**TASK STATEMENT**
Locate the word "Senos" in the data below, then copy every line that holds it.

(Items from an interface collection)
○ ○ ○ ○ ○

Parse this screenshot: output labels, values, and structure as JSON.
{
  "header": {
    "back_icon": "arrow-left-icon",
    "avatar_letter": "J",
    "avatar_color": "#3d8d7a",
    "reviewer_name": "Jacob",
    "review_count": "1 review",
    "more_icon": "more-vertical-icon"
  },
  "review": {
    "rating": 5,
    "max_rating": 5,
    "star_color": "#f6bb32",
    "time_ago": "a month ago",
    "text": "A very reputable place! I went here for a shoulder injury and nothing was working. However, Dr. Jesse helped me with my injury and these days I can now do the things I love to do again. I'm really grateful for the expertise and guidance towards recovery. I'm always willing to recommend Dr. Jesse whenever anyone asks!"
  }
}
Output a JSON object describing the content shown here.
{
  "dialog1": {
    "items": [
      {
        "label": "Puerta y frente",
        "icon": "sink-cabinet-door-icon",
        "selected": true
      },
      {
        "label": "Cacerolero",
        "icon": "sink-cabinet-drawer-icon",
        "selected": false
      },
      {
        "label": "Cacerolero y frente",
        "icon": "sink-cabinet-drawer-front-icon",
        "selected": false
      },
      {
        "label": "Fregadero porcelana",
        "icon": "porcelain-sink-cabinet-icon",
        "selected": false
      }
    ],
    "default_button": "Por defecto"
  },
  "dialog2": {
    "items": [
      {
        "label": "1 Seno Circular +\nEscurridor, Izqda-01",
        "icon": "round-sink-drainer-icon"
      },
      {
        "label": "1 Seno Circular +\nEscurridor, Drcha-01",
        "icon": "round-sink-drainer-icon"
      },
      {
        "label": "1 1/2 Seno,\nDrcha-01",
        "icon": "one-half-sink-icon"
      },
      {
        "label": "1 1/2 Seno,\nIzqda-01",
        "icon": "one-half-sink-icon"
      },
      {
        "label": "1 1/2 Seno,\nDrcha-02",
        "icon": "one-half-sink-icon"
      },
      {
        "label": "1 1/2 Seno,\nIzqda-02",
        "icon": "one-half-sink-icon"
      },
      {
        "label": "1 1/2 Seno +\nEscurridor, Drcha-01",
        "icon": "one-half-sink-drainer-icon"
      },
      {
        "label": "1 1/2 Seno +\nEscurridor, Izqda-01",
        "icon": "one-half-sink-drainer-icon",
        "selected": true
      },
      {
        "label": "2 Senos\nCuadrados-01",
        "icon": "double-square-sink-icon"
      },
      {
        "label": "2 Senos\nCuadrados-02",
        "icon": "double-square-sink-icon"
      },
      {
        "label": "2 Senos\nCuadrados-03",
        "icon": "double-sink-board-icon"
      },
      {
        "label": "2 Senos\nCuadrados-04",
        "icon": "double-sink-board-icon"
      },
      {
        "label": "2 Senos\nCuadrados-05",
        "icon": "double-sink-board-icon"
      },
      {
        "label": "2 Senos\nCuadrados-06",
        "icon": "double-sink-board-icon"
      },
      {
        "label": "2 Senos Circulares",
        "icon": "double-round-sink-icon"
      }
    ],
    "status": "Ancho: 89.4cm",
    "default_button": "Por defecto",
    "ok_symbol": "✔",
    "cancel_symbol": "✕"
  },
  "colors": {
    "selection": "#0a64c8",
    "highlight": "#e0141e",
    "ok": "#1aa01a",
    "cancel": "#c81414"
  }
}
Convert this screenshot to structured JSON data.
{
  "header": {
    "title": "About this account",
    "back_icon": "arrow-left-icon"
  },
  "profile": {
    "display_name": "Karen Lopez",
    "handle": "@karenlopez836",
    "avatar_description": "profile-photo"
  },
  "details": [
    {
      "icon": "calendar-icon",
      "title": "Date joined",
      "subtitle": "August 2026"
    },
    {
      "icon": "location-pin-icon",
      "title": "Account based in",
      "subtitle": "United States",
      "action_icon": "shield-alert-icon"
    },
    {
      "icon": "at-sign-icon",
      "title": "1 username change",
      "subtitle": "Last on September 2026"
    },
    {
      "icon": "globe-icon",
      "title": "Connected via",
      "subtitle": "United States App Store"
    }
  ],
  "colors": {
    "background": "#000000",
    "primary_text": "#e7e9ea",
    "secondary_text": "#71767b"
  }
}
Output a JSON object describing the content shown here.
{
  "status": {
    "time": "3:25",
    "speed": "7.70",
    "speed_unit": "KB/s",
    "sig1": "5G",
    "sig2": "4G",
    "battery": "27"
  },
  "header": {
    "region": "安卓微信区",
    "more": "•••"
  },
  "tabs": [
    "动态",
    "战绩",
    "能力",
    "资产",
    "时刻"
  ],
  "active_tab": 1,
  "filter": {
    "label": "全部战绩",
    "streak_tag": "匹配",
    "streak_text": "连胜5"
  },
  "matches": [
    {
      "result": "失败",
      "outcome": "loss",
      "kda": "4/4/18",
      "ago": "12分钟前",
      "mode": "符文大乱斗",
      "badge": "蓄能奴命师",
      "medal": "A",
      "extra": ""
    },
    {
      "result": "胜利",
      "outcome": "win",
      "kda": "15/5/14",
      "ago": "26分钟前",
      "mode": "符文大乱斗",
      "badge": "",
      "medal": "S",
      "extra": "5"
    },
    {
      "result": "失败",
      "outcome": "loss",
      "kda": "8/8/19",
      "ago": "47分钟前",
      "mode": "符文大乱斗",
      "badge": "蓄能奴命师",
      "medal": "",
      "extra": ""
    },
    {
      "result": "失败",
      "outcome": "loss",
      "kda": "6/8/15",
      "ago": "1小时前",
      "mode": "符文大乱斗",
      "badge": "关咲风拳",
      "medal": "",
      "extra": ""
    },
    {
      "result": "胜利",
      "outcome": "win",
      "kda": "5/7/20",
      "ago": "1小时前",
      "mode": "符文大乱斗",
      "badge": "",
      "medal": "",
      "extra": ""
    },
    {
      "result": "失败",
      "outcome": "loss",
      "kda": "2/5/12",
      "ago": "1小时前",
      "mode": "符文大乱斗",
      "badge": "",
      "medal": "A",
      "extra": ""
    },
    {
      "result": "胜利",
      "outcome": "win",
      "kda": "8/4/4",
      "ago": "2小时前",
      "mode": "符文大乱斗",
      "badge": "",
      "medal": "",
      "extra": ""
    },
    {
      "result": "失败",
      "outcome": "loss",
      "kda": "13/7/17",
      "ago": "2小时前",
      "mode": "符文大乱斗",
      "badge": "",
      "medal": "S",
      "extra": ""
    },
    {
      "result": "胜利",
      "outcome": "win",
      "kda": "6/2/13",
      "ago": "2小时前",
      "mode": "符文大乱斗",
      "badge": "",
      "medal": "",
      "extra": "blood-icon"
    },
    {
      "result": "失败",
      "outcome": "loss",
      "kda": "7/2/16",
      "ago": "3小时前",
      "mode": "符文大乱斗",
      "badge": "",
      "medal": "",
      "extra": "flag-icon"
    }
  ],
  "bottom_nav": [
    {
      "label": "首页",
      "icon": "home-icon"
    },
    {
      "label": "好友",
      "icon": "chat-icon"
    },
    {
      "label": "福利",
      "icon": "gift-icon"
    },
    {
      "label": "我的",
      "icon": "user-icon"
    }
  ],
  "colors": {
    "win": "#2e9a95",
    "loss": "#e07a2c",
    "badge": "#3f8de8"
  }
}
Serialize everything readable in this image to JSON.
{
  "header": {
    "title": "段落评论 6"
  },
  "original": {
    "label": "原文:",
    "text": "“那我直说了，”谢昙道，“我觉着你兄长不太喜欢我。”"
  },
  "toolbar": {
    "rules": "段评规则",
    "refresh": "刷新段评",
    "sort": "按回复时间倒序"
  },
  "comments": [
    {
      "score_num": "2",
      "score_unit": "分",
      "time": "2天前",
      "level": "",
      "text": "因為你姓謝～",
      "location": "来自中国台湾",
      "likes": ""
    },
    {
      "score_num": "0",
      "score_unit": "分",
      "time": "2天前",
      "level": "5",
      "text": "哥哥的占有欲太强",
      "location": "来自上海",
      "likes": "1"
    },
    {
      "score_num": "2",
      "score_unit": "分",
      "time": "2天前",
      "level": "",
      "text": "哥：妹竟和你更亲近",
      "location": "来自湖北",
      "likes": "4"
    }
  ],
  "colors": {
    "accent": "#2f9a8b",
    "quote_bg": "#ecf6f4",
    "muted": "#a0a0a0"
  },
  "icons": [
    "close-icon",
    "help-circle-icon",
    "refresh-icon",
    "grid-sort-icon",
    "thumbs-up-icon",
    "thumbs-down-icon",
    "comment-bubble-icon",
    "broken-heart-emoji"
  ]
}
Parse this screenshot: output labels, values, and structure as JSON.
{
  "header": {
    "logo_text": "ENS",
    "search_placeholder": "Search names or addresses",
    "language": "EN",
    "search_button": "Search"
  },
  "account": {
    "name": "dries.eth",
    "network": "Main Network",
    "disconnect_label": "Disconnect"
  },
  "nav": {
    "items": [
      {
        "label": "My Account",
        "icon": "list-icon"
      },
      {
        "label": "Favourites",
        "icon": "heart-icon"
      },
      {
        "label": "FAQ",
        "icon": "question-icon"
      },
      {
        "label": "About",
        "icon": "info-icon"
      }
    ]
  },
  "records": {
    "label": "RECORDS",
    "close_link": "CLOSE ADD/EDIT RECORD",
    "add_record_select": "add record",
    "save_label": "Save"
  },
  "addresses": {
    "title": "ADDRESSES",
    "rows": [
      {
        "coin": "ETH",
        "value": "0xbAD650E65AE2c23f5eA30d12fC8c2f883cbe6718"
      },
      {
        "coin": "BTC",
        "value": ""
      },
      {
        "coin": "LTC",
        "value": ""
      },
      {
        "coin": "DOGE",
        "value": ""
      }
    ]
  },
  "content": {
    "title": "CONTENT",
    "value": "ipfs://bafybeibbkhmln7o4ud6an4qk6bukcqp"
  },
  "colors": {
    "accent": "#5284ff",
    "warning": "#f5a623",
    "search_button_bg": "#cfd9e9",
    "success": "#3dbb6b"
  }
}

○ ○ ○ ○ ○

**SOLUTION FOR THIS PROBLEM**
        "label": "2 Senos\nCuadrados-01",
        "label": "2 Senos\nCuadrados-02",
        "label": "2 Senos\nCuadrados-03",
        "label": "2 Senos\nCuadrados-04",
        "label": "2 Senos\nCuadrados-05",
        "label": "2 Senos\nCuadrados-06",
        "label": "2 Senos Circulares",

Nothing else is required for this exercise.